We recently hosted an article by scientist and guest blogger Stephan Guyenet that explained how certain foods—those with a high calorie density, fat, starch, sugar, salt, free glutamate (umami), certain textures (easily chewed, soft or crunchy, solid fat), certain flavors, an absence of bitterness, food variety, and drugs such as alcohol and caffeine—could trip reward systems in the human brain. Those reward systems, then, encourage people to eat more of the foods that trigger the reward. The result, says Guyenet, is a cycle that could be the link between the American obesity epidemic and the rise of highly processed convenience foods, designed specifically to trip those neural reward systems.

This theory, and several related theories, are increasingly popular in the scientific community. This week, there's an opinion piece in the journal Nature Reviews Neuroscience that looks at the strengths and weaknesses of these theories and talks about what research needs to be done going forward. It's kind of a space for researchers to step back and say, "Okay, here's what we know, here's what's not lining up with what we think we know, and here's what we have to do if we want to understand this better." In the context of science, an article like this isn't really a slam against the ideas it analyzes. Instead, it's meant to summarize the state of the science and share ideas that could either strengthen the case, or lead down entirely new roads.

Sadly, you can't read this article unless you have a subscription to Nature Reviews Neuroscience (or pay them $32 for single article access).

Luckily, Scicurious, a neuroscientist and an excellent blogger, has read the article, and has a nice run-down of what it's saying and what you should know. Some of the ideas being discussed here overlap with Stephan Guyenet's research. Some don't. But this is connected enough that I thought you guys would be interested in reading more and getting more perspectives on this issue. Let me make this clear, though: Guyenet isn't doing bad science. As with a lot of scientific research, there's often more than one way to look at the same data. Scientists can disagree without one person having to be all-wrong and another all-right. In fact, having different scientists working on the same subject is a key part of getting the facts right.

As you read, you'll notice that an important place where Scicurious' perspective really differs from Guyenet's is in terms of connecting the idea of "addiction" to certain foods back to the idea of an obesity epidemic.

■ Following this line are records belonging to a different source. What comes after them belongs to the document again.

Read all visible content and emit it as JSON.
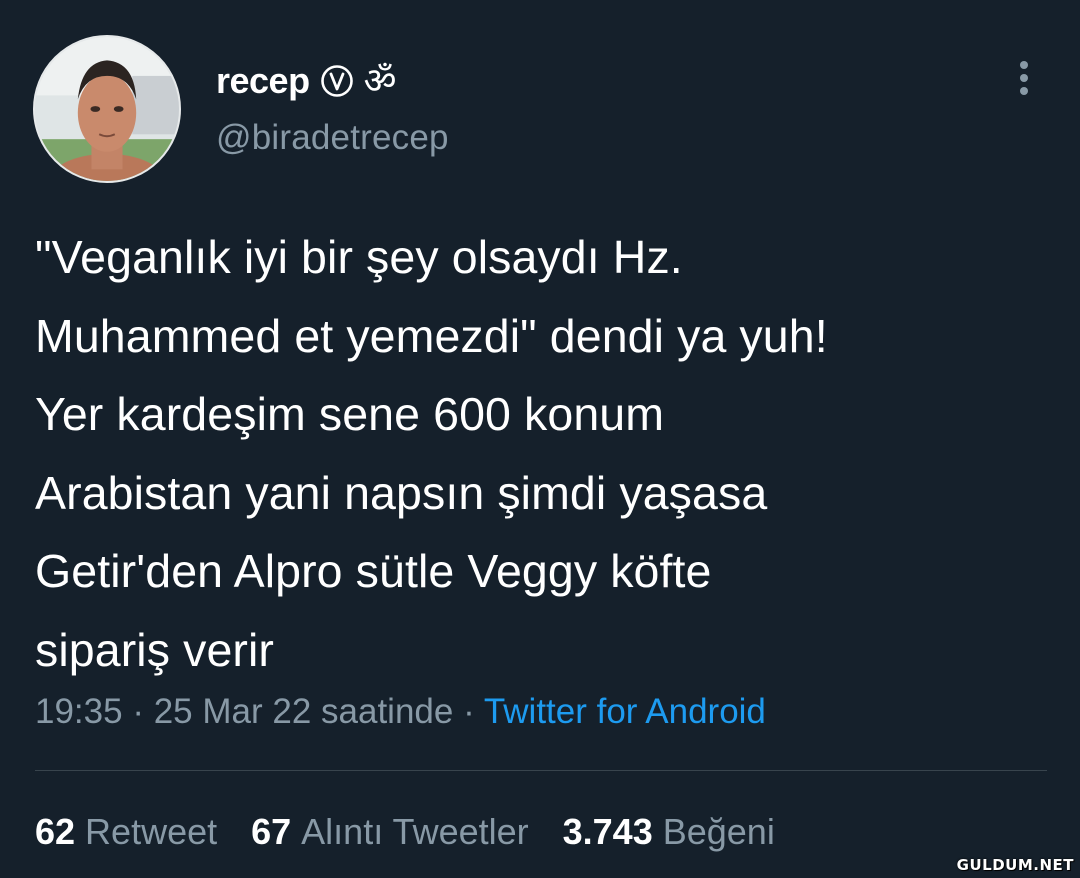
{
  "author": {
    "display_name": "recep",
    "verified_symbol": "ⓥ",
    "extra_symbol": "ॐ",
    "handle": "@biradetrecep"
  },
  "tweet": {
    "text": "\"Veganlık iyi bir şey olsaydı Hz.\nMuhammed et yemezdi\" dendi ya yuh!\nYer kardeşim sene 600 konum\nArabistan yani napsın şimdi yaşasa\nGetir'den Alpro sütle Veggy köfte\nsipariş verir",
    "time": "19:35",
    "date": "25 Mar 22 saatinde",
    "separator": " · ",
    "source": "Twitter for Android"
  },
  "stats": {
    "retweets_count": "62",
    "retweets_label": "Retweet",
    "quotes_count": "67",
    "quotes_label": "Alıntı Tweetler",
    "likes_count": "3.743",
    "likes_label": "Beğeni"
  },
  "watermark": "GULDUM.NET",
  "colors": {
    "background": "#15202b",
    "text": "#ffffff",
    "secondary": "#8899a6",
    "link": "#1d9bf0",
    "divider": "#38444d"
  },
  "icons": {
    "more": "more-vertical-icon",
    "verified": "circled-v-icon"
  }
}
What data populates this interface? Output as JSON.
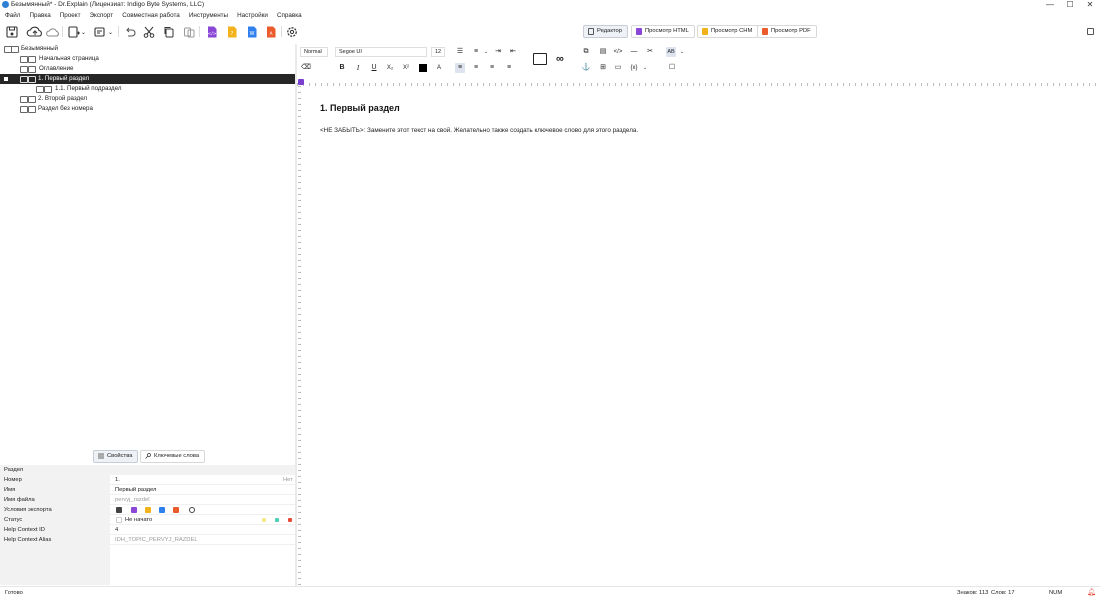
{
  "window": {
    "title": "Безымянный* - Dr.Explain (Лицензиат: Indigo Byte Systems, LLC)",
    "minimize": "—",
    "maximize": "☐",
    "close": "✕"
  },
  "menu": [
    "Файл",
    "Правка",
    "Проект",
    "Экспорт",
    "Совместная работа",
    "Инструменты",
    "Настройки",
    "Справка"
  ],
  "view_buttons": {
    "editor": "Редактор",
    "html": "Просмотр HTML",
    "chm": "Просмотр CHM",
    "pdf": "Просмотр PDF"
  },
  "tree": {
    "root": "Безымянный",
    "items": [
      {
        "label": "Начальная страница"
      },
      {
        "label": "Оглавление"
      },
      {
        "label": "1. Первый раздел"
      },
      {
        "label": "1.1. Первый подраздел"
      },
      {
        "label": "2. Второй раздел"
      },
      {
        "label": "Раздел без номера"
      }
    ]
  },
  "props_tabs": {
    "properties": "Свойства",
    "keywords": "Ключевые слова"
  },
  "props": {
    "section": "Раздел",
    "number_label": "Номер",
    "number_value": "1.",
    "number_hint": "Нет",
    "name_label": "Имя",
    "name_value": "Первый раздел",
    "filename_label": "Имя файла",
    "filename_value": "pervyj_razdel",
    "export_label": "Условия экспорта",
    "status_label": "Статус",
    "status_value": "Не начато",
    "help_id_label": "Help Context ID",
    "help_id_value": "4",
    "help_alias_label": "Help Context Alias",
    "help_alias_value": "IDH_TOPIC_PERVYJ_RAZDEL"
  },
  "format": {
    "style": "Normal",
    "font": "Segoe UI",
    "size": "12"
  },
  "document": {
    "heading": "1. Первый раздел",
    "body": "<НЕ ЗАБЫТЬ>: Замените этот текст на свой. Желательно также создать ключевое слово для этого раздела."
  },
  "status": {
    "ready": "Готово",
    "chars": "Знаков: 113",
    "words": "Слов: 17",
    "num": "NUM"
  },
  "colors": {
    "accent": "#7a3fd1",
    "selection": "#262626",
    "html_icon": "#8a46d6",
    "chm_icon": "#f2b21b",
    "pdf_icon": "#ea5a2a",
    "word_icon": "#2f80ed"
  }
}
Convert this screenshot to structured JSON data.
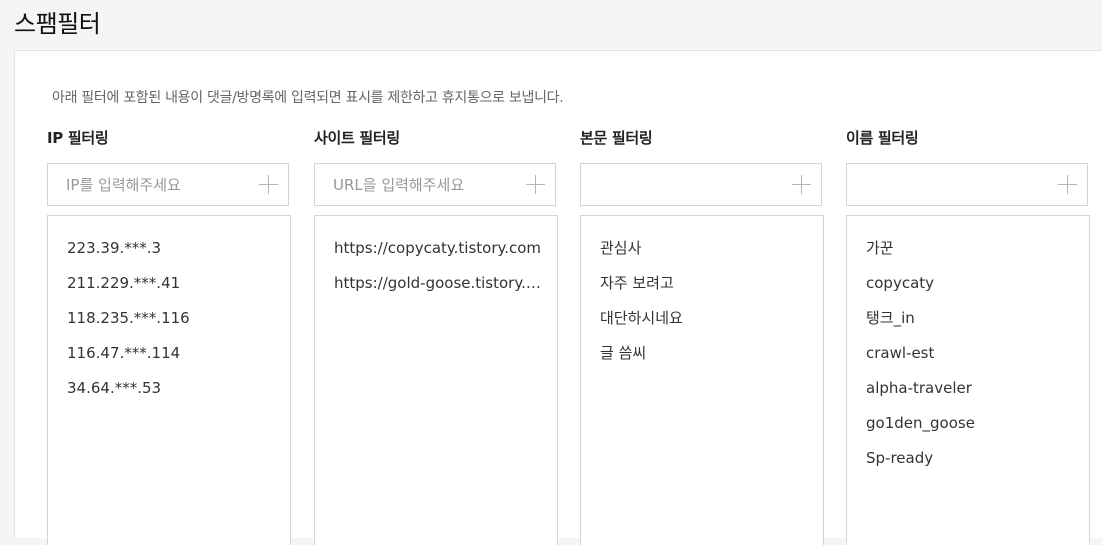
{
  "page": {
    "title": "스팸필터",
    "description": "아래 필터에 포함된 내용이 댓글/방명록에 입력되면 표시를 제한하고 휴지통으로 보냅니다."
  },
  "columns": [
    {
      "title": "IP 필터링",
      "placeholder": "IP를 입력해주세요",
      "items": [
        "223.39.***.3",
        "211.229.***.41",
        "118.235.***.116",
        "116.47.***.114",
        "34.64.***.53"
      ]
    },
    {
      "title": "사이트 필터링",
      "placeholder": "URL을 입력해주세요",
      "items": [
        "https://copycaty.tistory.com",
        "https://gold-goose.tistory.com"
      ]
    },
    {
      "title": "본문 필터링",
      "placeholder": "",
      "items": [
        "관심사",
        "자주 보려고",
        "대단하시네요",
        "글 씀씨"
      ]
    },
    {
      "title": "이름 필터링",
      "placeholder": "",
      "items": [
        "가꾼",
        "copycaty",
        "탱크_in",
        "crawl-est",
        "alpha-traveler",
        "go1den_goose",
        "Sp-ready"
      ]
    }
  ],
  "icons": {
    "add": "plus-icon"
  }
}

...is there a place for food addiction? The authors think so, and I am inclined to agree. However, it needs to be much more stringent than the current model of food addiction that many people want to embrace (the idea that sugar makes you addicted or that being overweight means you have a problem). Changes need to be made.

First off, it's important to separate food addiction from obesity. Binge eating does not necessarily mean you are overweight, and being overweight does not necessarily mean that you binge eat. Ranking by BMI is not going to work.

Read Scicurious' full post.

(Via the illustrious Ed Yong. Image: Fabio Berti, Shutterstock)

What reward does your brain actually seek?


Dopamine Jackpot! Sapolsky on the Science of... by FORAtv

Dopamine does a lot of things, but you're probably most familiar with it as the chemical your brain uses as a sort-of system of in-game gold coins. You earn the reward for certain behaviors, usually "lizard-brain" type stuff—eating a bowl of pudding, for instance, or finally making out with that cute person you've had your eye on. And, as you've probably heard, there's some evidence that we can get addicted to that burst of dopamine, and that's how a nice dessert or an enjoyable crush turns into something like compulsive eating or sex addiction.

Neurologist Robert Sapolsky puts an interesting twist on this old story, though. What if it isn't the burst of dopamine that we get addicted to, but the anticipation of a burst of dopamine? It's a small distinction. But it matters, he says, if our reward system is based less on happiness than on the pursuit of happiness.

For more on this, check out David Bradley's post on this video, which also links back to a more-detailed discussion of the basics of dopamine addiction.